The 1.5M SF project — expected to break ground within the next two years — could create 10,000 construction jobs during the period and 2,000 permanent jobs, creating up to $25B in economic benefits over 30 years, the state announced.

A developer was not named for the project, but the New York City Economic Development Corp. and CUNY were named as partners and will receive support from architecture firm Skidmore, Owings & Merrill, according to Commercial Observer.

Hochul and Adams’ chosen location will help flesh out the growing East River life sciences cluster, which includes the Alexandria Center for Life Sciences, NYU Langone Health, Bellevue Hospital, the Memorial Sloan Kettering Cancer Center, Partnership Fund for New York City President and CEO Maria Gotsch told Bisnow

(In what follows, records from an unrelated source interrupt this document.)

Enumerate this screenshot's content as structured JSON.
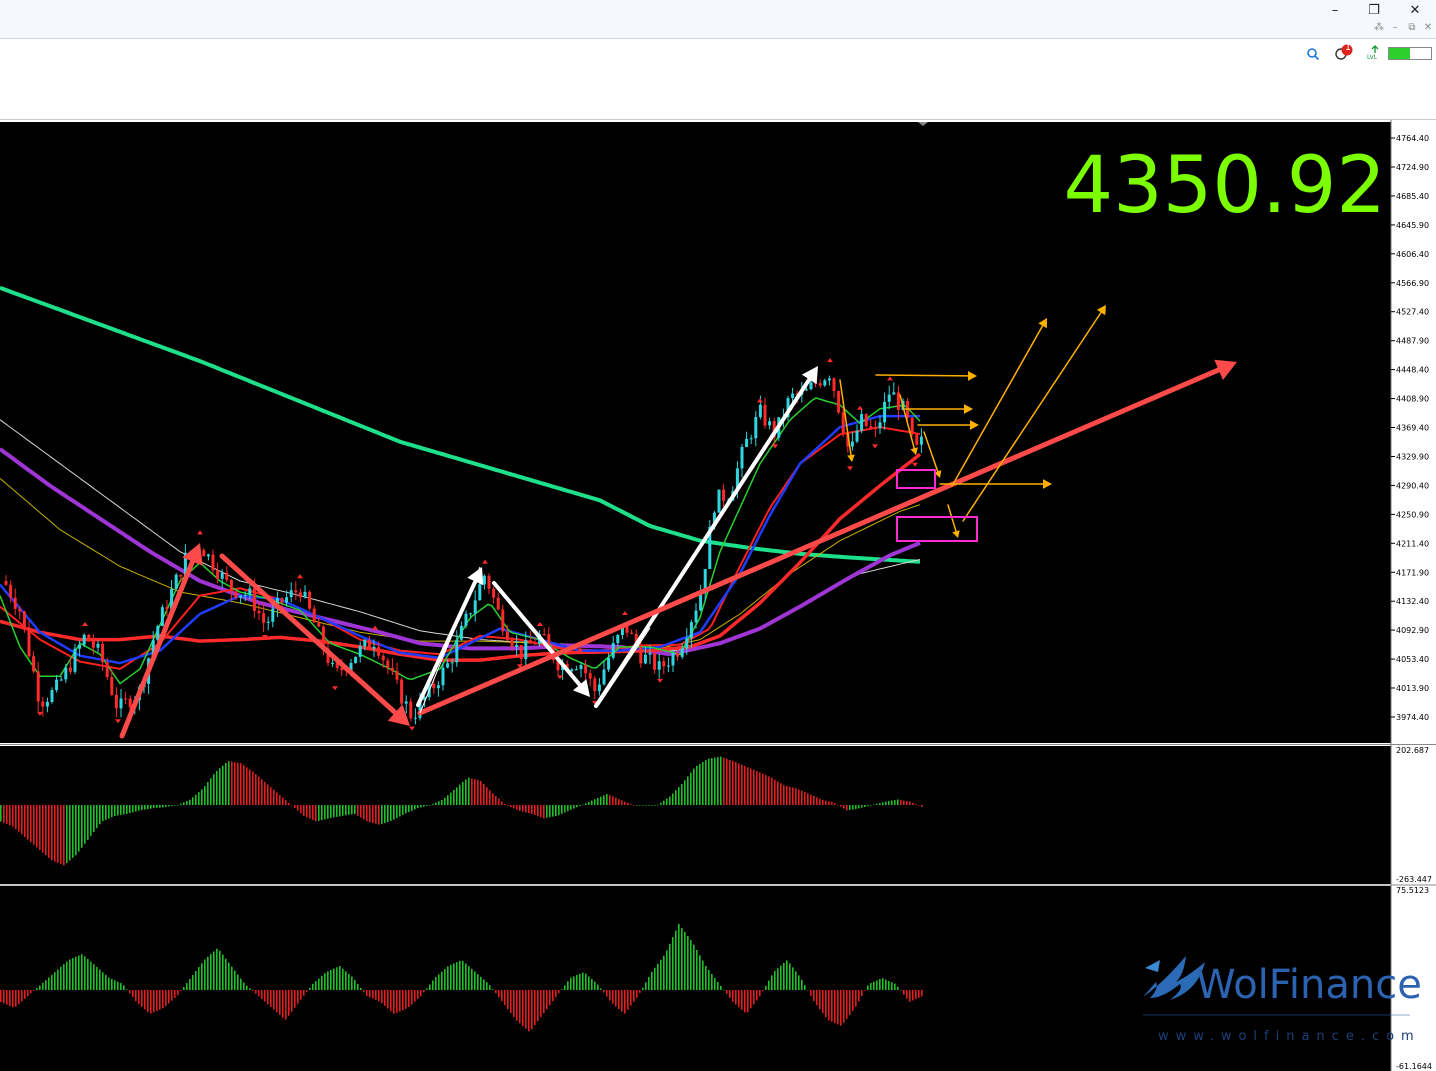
{
  "window": {
    "buttons": [
      {
        "name": "minimize",
        "glyph": "–"
      },
      {
        "name": "restore",
        "glyph": "❐"
      },
      {
        "name": "close",
        "glyph": "✕"
      }
    ],
    "sub_buttons": [
      "⁂",
      "–",
      "⧉",
      "✕"
    ]
  },
  "toolbar": {
    "search_icon": "search-icon",
    "notification_count": "1",
    "signal_label": "LVL",
    "battery_fill": 0.5
  },
  "chart_data": {
    "type": "candlestick",
    "current_price": "4350.92",
    "price_axis": {
      "ticks": [
        "4764.40",
        "4724.90",
        "4685.40",
        "4645.90",
        "4606.40",
        "4566.90",
        "4527.40",
        "4487.90",
        "4448.40",
        "4408.90",
        "4369.40",
        "4329.90",
        "4290.40",
        "4250.90",
        "4211.40",
        "4171.90",
        "4132.40",
        "4092.90",
        "4053.40",
        "4013.90",
        "3974.40"
      ],
      "min": 3950,
      "max": 4790
    },
    "macd_axis": {
      "ticks": [
        "202.687",
        "-263.447"
      ]
    },
    "osc_axis": {
      "ticks": [
        "75.5123",
        "-61.1644"
      ]
    },
    "colors": {
      "bull": "#2fd6e0",
      "bear": "#ff2a2a",
      "ma_fast_green": "#27d02f",
      "ma_blue": "#1f3cff",
      "ma_red_mid": "#ff2020",
      "ma_red_thick": "#ff2a2a",
      "ma_purple": "#a035d6",
      "ma_white": "#d8d8d8",
      "ma_yellow": "#c8b000",
      "ma_long": "#1fe08a",
      "price_text": "#7cff00",
      "hist_up": "#21c02a",
      "hist_down": "#e02020",
      "arrow_white": "#ffffff",
      "arrow_red": "#ff4a4a",
      "arrow_orange": "#ffb000",
      "box_pink": "#ff2ad0"
    },
    "price_path": [
      [
        0,
        4170
      ],
      [
        20,
        4120
      ],
      [
        40,
        3995
      ],
      [
        55,
        4010
      ],
      [
        70,
        4045
      ],
      [
        85,
        4085
      ],
      [
        100,
        4060
      ],
      [
        118,
        3985
      ],
      [
        140,
        4010
      ],
      [
        155,
        4090
      ],
      [
        170,
        4140
      ],
      [
        185,
        4190
      ],
      [
        200,
        4210
      ],
      [
        215,
        4180
      ],
      [
        230,
        4150
      ],
      [
        250,
        4140
      ],
      [
        265,
        4100
      ],
      [
        280,
        4130
      ],
      [
        300,
        4150
      ],
      [
        315,
        4100
      ],
      [
        335,
        4030
      ],
      [
        355,
        4060
      ],
      [
        375,
        4080
      ],
      [
        395,
        4020
      ],
      [
        412,
        3975
      ],
      [
        430,
        4010
      ],
      [
        450,
        4050
      ],
      [
        470,
        4120
      ],
      [
        485,
        4170
      ],
      [
        500,
        4110
      ],
      [
        520,
        4060
      ],
      [
        540,
        4085
      ],
      [
        560,
        4045
      ],
      [
        580,
        4050
      ],
      [
        595,
        4010
      ],
      [
        610,
        4060
      ],
      [
        625,
        4100
      ],
      [
        640,
        4060
      ],
      [
        660,
        4040
      ],
      [
        680,
        4070
      ],
      [
        700,
        4140
      ],
      [
        715,
        4270
      ],
      [
        730,
        4280
      ],
      [
        745,
        4345
      ],
      [
        760,
        4390
      ],
      [
        775,
        4360
      ],
      [
        790,
        4410
      ],
      [
        805,
        4415
      ],
      [
        815,
        4430
      ],
      [
        830,
        4445
      ],
      [
        840,
        4390
      ],
      [
        850,
        4330
      ],
      [
        860,
        4380
      ],
      [
        875,
        4360
      ],
      [
        890,
        4420
      ],
      [
        905,
        4390
      ],
      [
        915,
        4335
      ],
      [
        922,
        4350
      ]
    ],
    "moving_averages": {
      "ma_long": [
        [
          0,
          4560
        ],
        [
          100,
          4510
        ],
        [
          200,
          4460
        ],
        [
          300,
          4405
        ],
        [
          400,
          4350
        ],
        [
          500,
          4310
        ],
        [
          600,
          4270
        ],
        [
          650,
          4235
        ],
        [
          700,
          4215
        ],
        [
          750,
          4205
        ],
        [
          800,
          4197
        ],
        [
          850,
          4192
        ],
        [
          922,
          4186
        ]
      ],
      "ma_purple": [
        [
          0,
          4340
        ],
        [
          50,
          4290
        ],
        [
          100,
          4245
        ],
        [
          150,
          4200
        ],
        [
          200,
          4160
        ],
        [
          260,
          4130
        ],
        [
          320,
          4110
        ],
        [
          380,
          4090
        ],
        [
          420,
          4075
        ],
        [
          470,
          4068
        ],
        [
          520,
          4068
        ],
        [
          570,
          4072
        ],
        [
          620,
          4070
        ],
        [
          670,
          4060
        ],
        [
          720,
          4075
        ],
        [
          760,
          4095
        ],
        [
          800,
          4125
        ],
        [
          850,
          4165
        ],
        [
          890,
          4195
        ],
        [
          922,
          4213
        ]
      ],
      "ma_white": [
        [
          0,
          4380
        ],
        [
          60,
          4320
        ],
        [
          120,
          4260
        ],
        [
          180,
          4200
        ],
        [
          240,
          4160
        ],
        [
          300,
          4140
        ],
        [
          360,
          4118
        ],
        [
          420,
          4092
        ],
        [
          480,
          4080
        ],
        [
          540,
          4075
        ],
        [
          600,
          4072
        ],
        [
          660,
          4063
        ],
        [
          710,
          4070
        ],
        [
          760,
          4095
        ],
        [
          810,
          4135
        ],
        [
          860,
          4170
        ],
        [
          922,
          4190
        ]
      ],
      "ma_yellow": [
        [
          0,
          4300
        ],
        [
          60,
          4230
        ],
        [
          120,
          4180
        ],
        [
          180,
          4145
        ],
        [
          240,
          4130
        ],
        [
          300,
          4110
        ],
        [
          360,
          4090
        ],
        [
          420,
          4078
        ],
        [
          480,
          4078
        ],
        [
          540,
          4075
        ],
        [
          600,
          4070
        ],
        [
          660,
          4068
        ],
        [
          700,
          4080
        ],
        [
          740,
          4115
        ],
        [
          790,
          4170
        ],
        [
          840,
          4215
        ],
        [
          900,
          4255
        ],
        [
          922,
          4265
        ]
      ],
      "ma_red_thick": [
        [
          0,
          4105
        ],
        [
          40,
          4090
        ],
        [
          80,
          4080
        ],
        [
          120,
          4080
        ],
        [
          160,
          4085
        ],
        [
          200,
          4078
        ],
        [
          240,
          4080
        ],
        [
          280,
          4083
        ],
        [
          320,
          4078
        ],
        [
          360,
          4070
        ],
        [
          400,
          4060
        ],
        [
          440,
          4052
        ],
        [
          480,
          4052
        ],
        [
          520,
          4058
        ],
        [
          560,
          4062
        ],
        [
          600,
          4063
        ],
        [
          650,
          4065
        ],
        [
          690,
          4070
        ],
        [
          720,
          4085
        ],
        [
          760,
          4130
        ],
        [
          800,
          4185
        ],
        [
          840,
          4245
        ],
        [
          880,
          4290
        ],
        [
          922,
          4335
        ]
      ],
      "ma_red_mid": [
        [
          0,
          4125
        ],
        [
          40,
          4080
        ],
        [
          80,
          4050
        ],
        [
          120,
          4040
        ],
        [
          160,
          4075
        ],
        [
          200,
          4140
        ],
        [
          240,
          4150
        ],
        [
          280,
          4135
        ],
        [
          320,
          4110
        ],
        [
          360,
          4080
        ],
        [
          400,
          4065
        ],
        [
          440,
          4060
        ],
        [
          480,
          4085
        ],
        [
          520,
          4080
        ],
        [
          560,
          4068
        ],
        [
          600,
          4065
        ],
        [
          640,
          4072
        ],
        [
          680,
          4073
        ],
        [
          710,
          4095
        ],
        [
          740,
          4180
        ],
        [
          770,
          4260
        ],
        [
          800,
          4320
        ],
        [
          840,
          4360
        ],
        [
          880,
          4370
        ],
        [
          922,
          4360
        ]
      ],
      "ma_blue": [
        [
          0,
          4155
        ],
        [
          40,
          4090
        ],
        [
          80,
          4058
        ],
        [
          120,
          4048
        ],
        [
          160,
          4065
        ],
        [
          200,
          4115
        ],
        [
          240,
          4140
        ],
        [
          280,
          4135
        ],
        [
          320,
          4110
        ],
        [
          360,
          4085
        ],
        [
          400,
          4062
        ],
        [
          440,
          4055
        ],
        [
          470,
          4075
        ],
        [
          500,
          4095
        ],
        [
          540,
          4080
        ],
        [
          580,
          4065
        ],
        [
          620,
          4065
        ],
        [
          660,
          4070
        ],
        [
          700,
          4090
        ],
        [
          740,
          4170
        ],
        [
          770,
          4250
        ],
        [
          800,
          4320
        ],
        [
          840,
          4370
        ],
        [
          880,
          4385
        ],
        [
          922,
          4385
        ]
      ],
      "ma_fast_green": [
        [
          0,
          4140
        ],
        [
          20,
          4070
        ],
        [
          40,
          4030
        ],
        [
          60,
          4030
        ],
        [
          80,
          4075
        ],
        [
          100,
          4060
        ],
        [
          120,
          4020
        ],
        [
          140,
          4040
        ],
        [
          160,
          4100
        ],
        [
          180,
          4160
        ],
        [
          200,
          4185
        ],
        [
          220,
          4160
        ],
        [
          240,
          4145
        ],
        [
          270,
          4135
        ],
        [
          300,
          4120
        ],
        [
          330,
          4075
        ],
        [
          360,
          4060
        ],
        [
          390,
          4040
        ],
        [
          410,
          4025
        ],
        [
          440,
          4040
        ],
        [
          470,
          4110
        ],
        [
          490,
          4130
        ],
        [
          510,
          4090
        ],
        [
          540,
          4080
        ],
        [
          570,
          4055
        ],
        [
          595,
          4040
        ],
        [
          620,
          4070
        ],
        [
          650,
          4070
        ],
        [
          680,
          4060
        ],
        [
          700,
          4110
        ],
        [
          720,
          4200
        ],
        [
          740,
          4260
        ],
        [
          760,
          4320
        ],
        [
          790,
          4380
        ],
        [
          815,
          4410
        ],
        [
          840,
          4400
        ],
        [
          860,
          4375
        ],
        [
          880,
          4395
        ],
        [
          905,
          4400
        ],
        [
          922,
          4375
        ]
      ]
    },
    "macd_hist": [
      -15,
      -20,
      -30,
      -40,
      -50,
      -55,
      -45,
      -30,
      -15,
      -10,
      -8,
      -5,
      -3,
      -2,
      0,
      5,
      15,
      30,
      40,
      38,
      30,
      20,
      10,
      0,
      -10,
      -15,
      -12,
      -10,
      -8,
      -15,
      -18,
      -14,
      -8,
      -3,
      0,
      5,
      15,
      25,
      22,
      10,
      0,
      -5,
      -8,
      -12,
      -10,
      -5,
      0,
      5,
      10,
      5,
      0,
      0,
      0,
      8,
      20,
      35,
      42,
      44,
      40,
      35,
      30,
      25,
      18,
      15,
      10,
      5,
      2,
      -5,
      -3,
      0,
      3,
      5,
      3,
      -2
    ],
    "osc_hist": [
      -10,
      -15,
      -5,
      5,
      15,
      25,
      30,
      20,
      10,
      5,
      -10,
      -20,
      -15,
      -5,
      10,
      25,
      35,
      20,
      5,
      -5,
      -15,
      -25,
      -10,
      5,
      15,
      20,
      10,
      -5,
      -10,
      -20,
      -15,
      -5,
      10,
      20,
      25,
      15,
      5,
      -10,
      -25,
      -35,
      -20,
      -5,
      10,
      15,
      5,
      -10,
      -20,
      -5,
      15,
      30,
      55,
      40,
      20,
      5,
      -10,
      -20,
      -5,
      15,
      25,
      10,
      -10,
      -25,
      -30,
      -15,
      5,
      10,
      5,
      -10,
      -5
    ],
    "annotations": {
      "white_arrows": [
        [
          [
            418,
            705
          ],
          [
            482,
            567
          ]
        ],
        [
          [
            494,
            583
          ],
          [
            590,
            697
          ]
        ],
        [
          [
            596,
            706
          ],
          [
            818,
            366
          ]
        ]
      ],
      "red_arrows": [
        [
          [
            122,
            736
          ],
          [
            200,
            543
          ]
        ],
        [
          [
            222,
            556
          ],
          [
            410,
            726
          ]
        ],
        [
          [
            420,
            713
          ],
          [
            1237,
            362
          ]
        ]
      ],
      "orange_up": [
        [
          [
            952,
            486
          ],
          [
            1047,
            318
          ]
        ],
        [
          [
            963,
            521
          ],
          [
            1106,
            305
          ]
        ]
      ],
      "orange_right": [
        [
          [
            876,
            375
          ],
          [
            977,
            376
          ]
        ],
        [
          [
            905,
            409
          ],
          [
            973,
            409
          ]
        ],
        [
          [
            918,
            425
          ],
          [
            979,
            425
          ]
        ],
        [
          [
            940,
            484
          ],
          [
            1052,
            484
          ]
        ]
      ],
      "pink_boxes": [
        [
          897,
          470,
          38,
          18
        ],
        [
          897,
          517,
          80,
          24
        ]
      ]
    }
  },
  "logo": {
    "brand": "WolFinance",
    "site": "www.wolfinance.com"
  }
}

“You're going to have good critical mass in a neighborhood that is near the academic medical centers,” Gotsch said, adding that workforce training plans and the hub’s partnership with CUNY adds to the plan's long-term potential.

The cash injection from the city and state may also persuade venture capital investors who have been pulling back from the sector in recent months, Gotsch said. Earlier this year, public markets began to shrink away from the life sciences industry, creating a ripple effect on valuations. It also pushed some investors to focus on supporting existing portfolios rather than looking at new opportunities. 

But this public investment will likely reassure investors and markets about the industry’s long-term potential in spite of current macroeconomic trends, Gotsch said. “I think it'll be a good signal,” she told Bisnow

The hub — which reportedly came together after negotiations between City Hall Chief of Staff Frank Carone and Secretary to the Governor Karen Persichilli Keogh — places the life sciences industry at the forefront of NYC’s economic recovery.